To You – to Aunty, to Nan, to Sister, to Daughter, to niece, to cousin.
To Barangaroo to Trugininni, to Pearl Gibbs, to Oodgeroo Noonuccal, to Mum Shirl, to Aunty Jean Phillips, to Aunty Rev Denise Champion, to Brooke Prentis, to Deidre Palmer, to Aunty Yaritji Heffernan, to Danica Patselis, to Aunty Maria Anderson-Tanner, to Catherine Solomon, to Aunty Di Torrens, to Alison Cox, to Joya Waia, to Julie McCrossin, to Justine Gawinygawiny, to Katrina Woodrow, to Jill Braeden, to Jemma Whittaker, to Shaliece Farmer, to Lote Tomane, to Keena Djandjomerr, to Jasmine Cox, to Zion Pitt, to Abigail Neuendorff. To the new lives, the next generation, growing inside some of our women here today – to the future generations yet to come.
To all of you. Look beside you. Both sides.
To your sister, to your neighbour.
In Colossians 2 in The Message it says
“I want you woven into a tapestry of love, in touch with everything there is to know of God. Then you will have minds confident and at rest, focused on Christ, God’s great mystery. All the richest treasures of wisdom and knowledge are embedded in that mystery and nowhere else.”
Here at Uniting Women, our stories have collided into that tapestry, the Creator’s tapestry.
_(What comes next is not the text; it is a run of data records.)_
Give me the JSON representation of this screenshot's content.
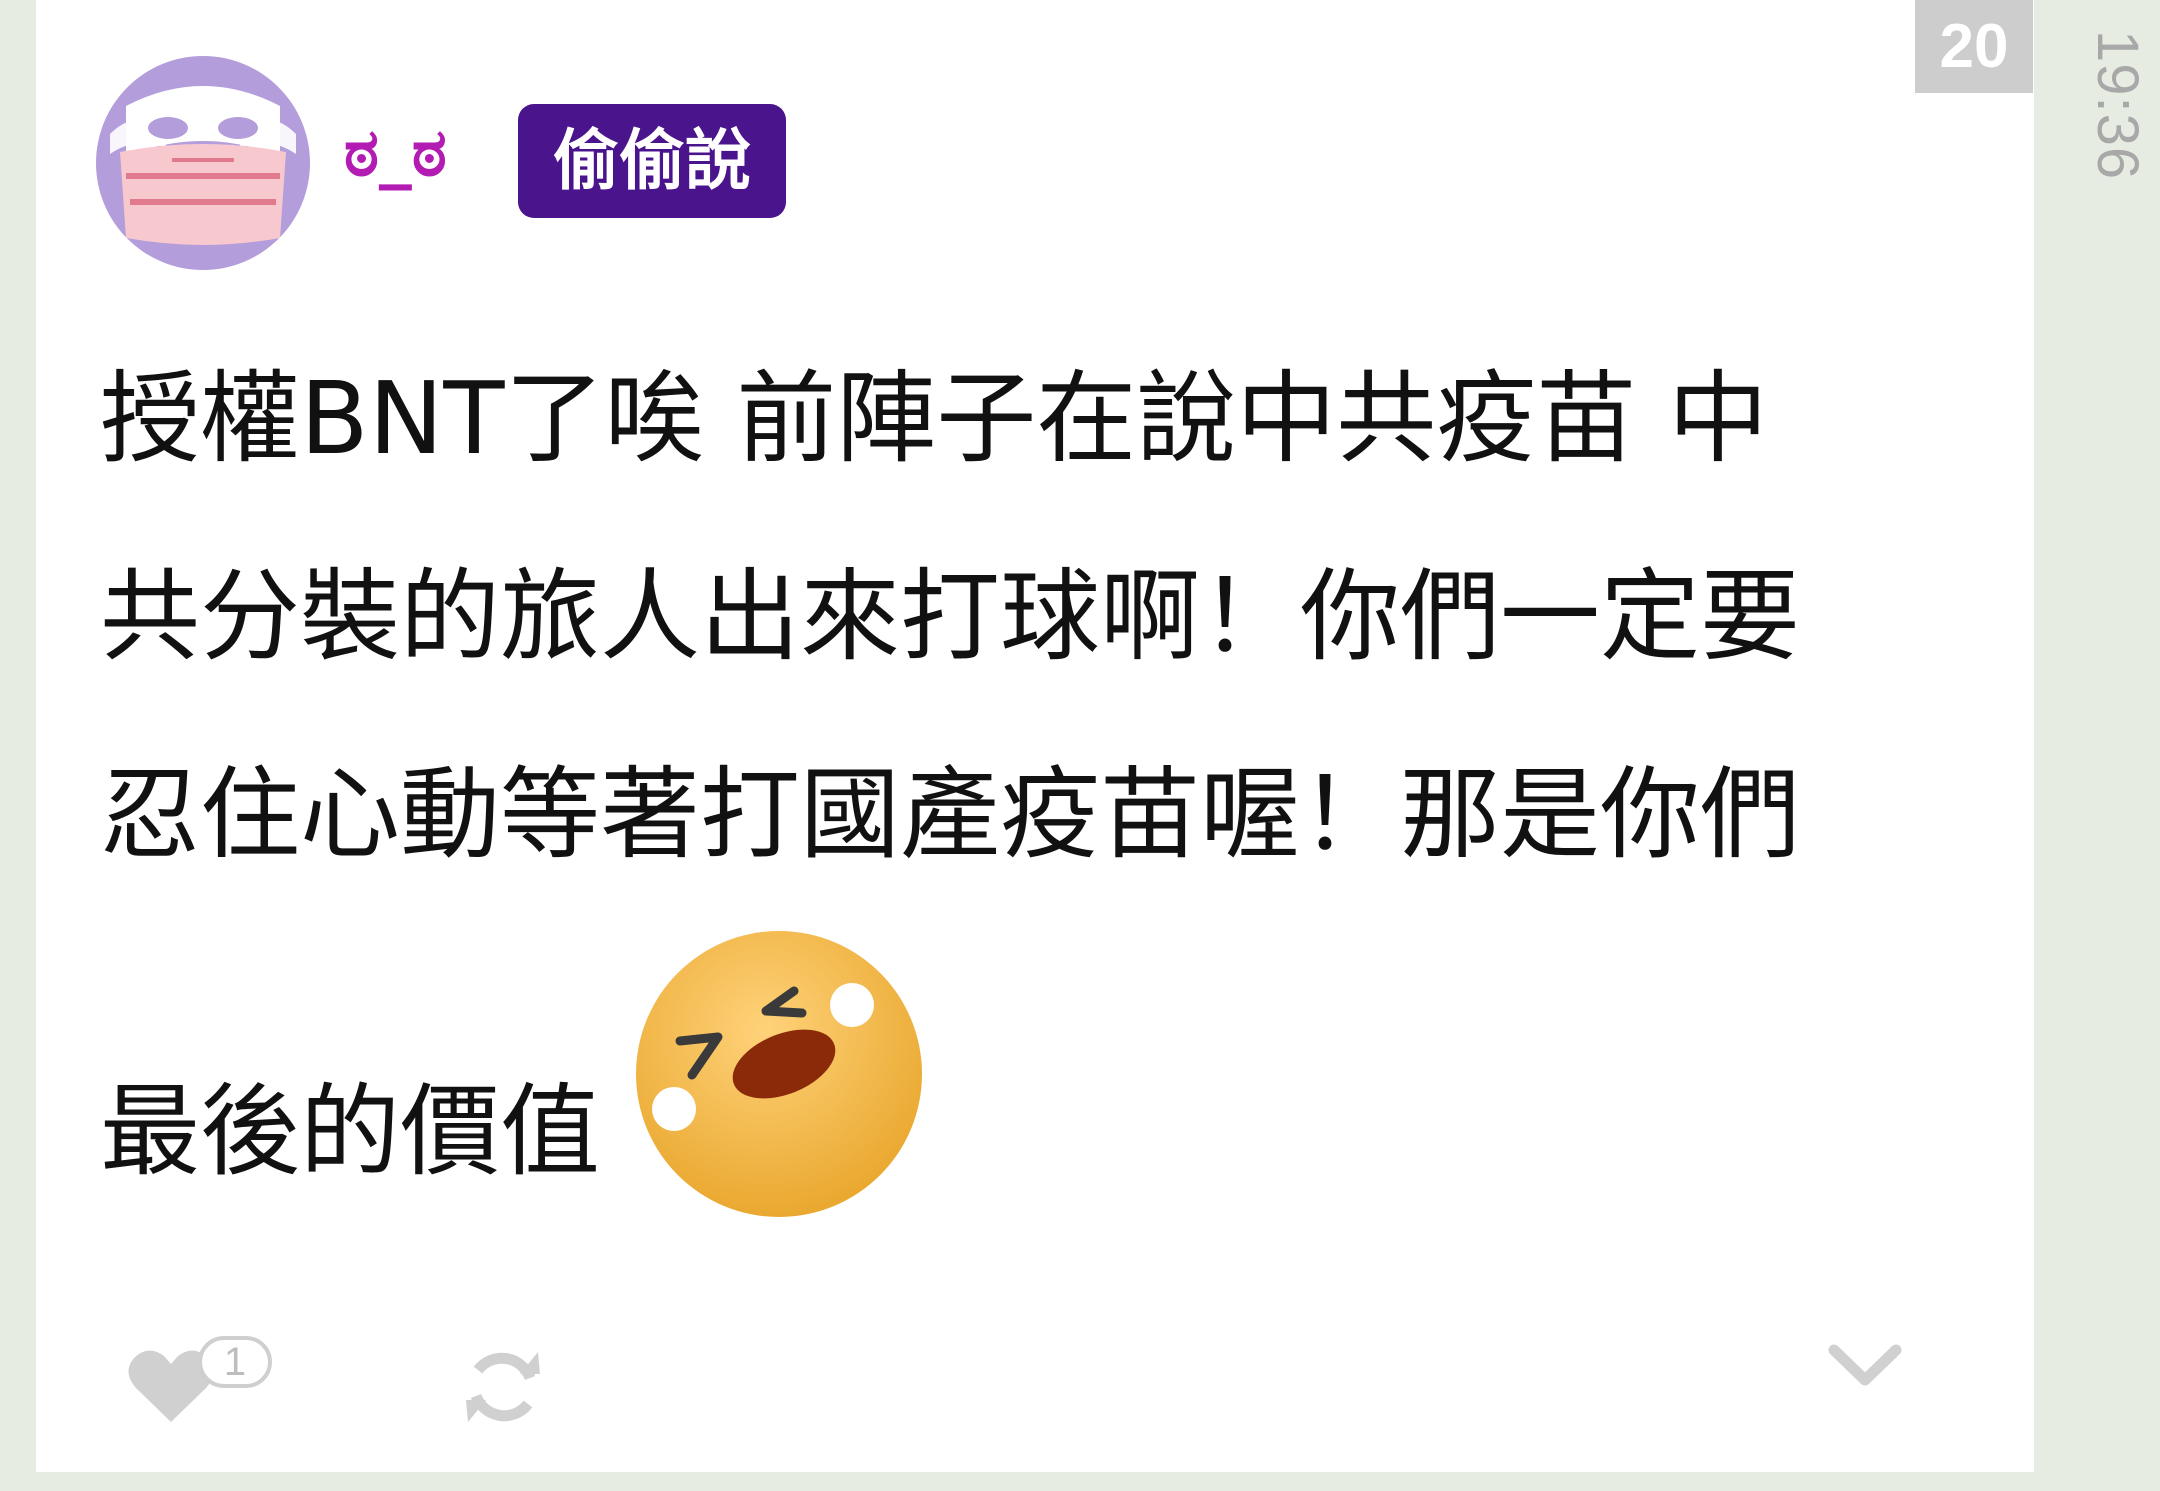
{
  "post": {
    "index": "20",
    "time": "19:36",
    "username": "ಠ_ಠ",
    "tag": "偷偷說",
    "body_lines": [
      "授權BNT了唉 前陣子在說中共疫苗 中",
      "共分裝的旅人出來打球啊！你們一定要",
      "忍住心動等著打國產疫苗喔！那是你們",
      "最後的價值"
    ],
    "emoji": "laughing-tears-emoji"
  },
  "actions": {
    "like_count": "1",
    "like_icon": "heart-icon",
    "repost_icon": "repost-icon",
    "expand_icon": "chevron-down-icon"
  },
  "colors": {
    "background": "#e7ece3",
    "card": "#ffffff",
    "username": "#b31cb3",
    "tag_bg": "#4a148c",
    "index_bg": "#cdcdcd",
    "icon_gray": "#d0d0d0"
  }
}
In the last few years the tapestry has grown from Eora nation, to Kaurna nation, to now here on Yuggera, Jagera, and Turrabul nations, here in Meanjin, the place now called Brisbane. And whilst we stand on concrete and bitumen, and we are deafened by the noise of the city, we know we stand on country here in Kurilpa – the place of the water rat, we look out to Maiwar, the Brisbane River, we see the story of Biame, the Rainbow Serpent, the Creator, we look to the west and see Mt Coot-ha, the place of Kuta, the native honey bee – and we realise we have much work to do.
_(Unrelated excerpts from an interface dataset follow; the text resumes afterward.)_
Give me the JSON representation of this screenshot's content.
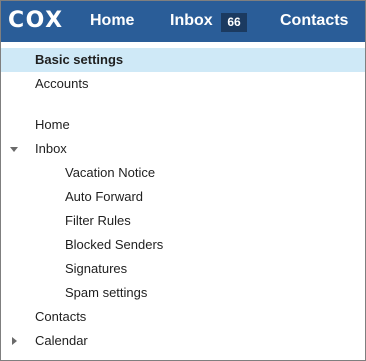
{
  "header": {
    "logo_text": "COX",
    "nav": {
      "home": "Home",
      "inbox": "Inbox",
      "inbox_count": "66",
      "contacts": "Contacts"
    }
  },
  "menu": {
    "basic_settings": "Basic settings",
    "accounts": "Accounts",
    "home": "Home",
    "inbox": "Inbox",
    "inbox_expanded": true,
    "inbox_children": {
      "vacation_notice": "Vacation Notice",
      "auto_forward": "Auto Forward",
      "filter_rules": "Filter Rules",
      "blocked_senders": "Blocked Senders",
      "signatures": "Signatures",
      "spam_settings": "Spam settings"
    },
    "contacts": "Contacts",
    "calendar": "Calendar",
    "calendar_expanded": false,
    "selected": "basic_settings"
  },
  "colors": {
    "header_bg": "#2a5d98",
    "badge_bg": "#1b3a60",
    "selected_bg": "#cfe9f7"
  },
  "icons": {
    "expanded": "caret-down-icon",
    "collapsed": "caret-right-icon"
  }
}
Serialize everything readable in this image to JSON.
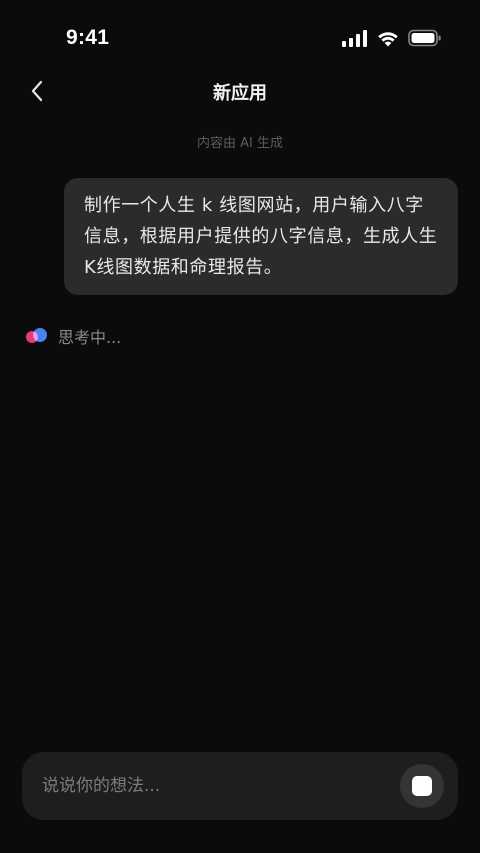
{
  "status_bar": {
    "time": "9:41",
    "icons": [
      "signal-icon",
      "wifi-icon",
      "battery-icon"
    ]
  },
  "header": {
    "title": "新应用",
    "back_icon": "chevron-left-icon"
  },
  "ai_note": "内容由 AI 生成",
  "messages": [
    {
      "role": "user",
      "text": "制作一个人生 k 线图网站，用户输入八字信息，根据用户提供的八字信息，生成人生K线图数据和命理报告。"
    }
  ],
  "thinking": {
    "text": "思考中...",
    "icon": "assistant-logo-icon"
  },
  "input": {
    "placeholder": "说说你的想法...",
    "value": "",
    "send_icon": "stop-icon"
  },
  "colors": {
    "background": "#0b0b0b",
    "bubble": "#2b2b2b",
    "input_bar": "#1e1e1e",
    "logo_pink": "#e6397a",
    "logo_blue": "#3f7df0"
  }
}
Our tapestry of love, of sisterhood, of followers of Jesus – travels back with us as we return to the places we now live. Sacred country. Ancient country. One does not have to travel to be on country. My hope is you return with the yearning to learn of the first peoples of the land on which you live to embrace their ancient wisdom, to stitch the next part of the tapestry to embrace today’s wonder.
The Creator has taken these ancient threads and new threads and is weaving a tapestry called Australia.
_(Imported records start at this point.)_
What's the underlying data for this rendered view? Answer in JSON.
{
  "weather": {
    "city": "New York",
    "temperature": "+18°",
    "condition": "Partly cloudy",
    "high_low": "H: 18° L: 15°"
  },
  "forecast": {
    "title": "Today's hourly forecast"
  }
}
As Aunty Ellen Trevorrow, from the Ngarrindjeri peoples, who comes from over 2,000 generations of weavers, says,
“Stitch by stich, circle by circle, weaving is like the creation of life, all things are connected.”
As we stretch out our hand with our needle and thread, and as you encourage each sister around you to pick up their needle and thread, we weave together ancient wisdom to create today’s wonder. We weave together as women, Love and Leadership, Strength and Solidarity, Friendship and Faith, Beauty and Bravery, Kindness and Kingdom, Humanity and Hope.
Together, across cultures, across congregations, across this movement that is the Uniting Church - we are WEAVING WISDOM AND WONDER.
Let us stand together.
A blessing in the words of Aunty Betty Pike:
May you always stand as tall as a tree,
Be as strong as the rock Uluru,
As gentle and still as the morning mist,
Hold the warmth of the campfire in your heart,
And may the Creator Spirit, Lord God, Papa Jesus, always walk with you and walk with us.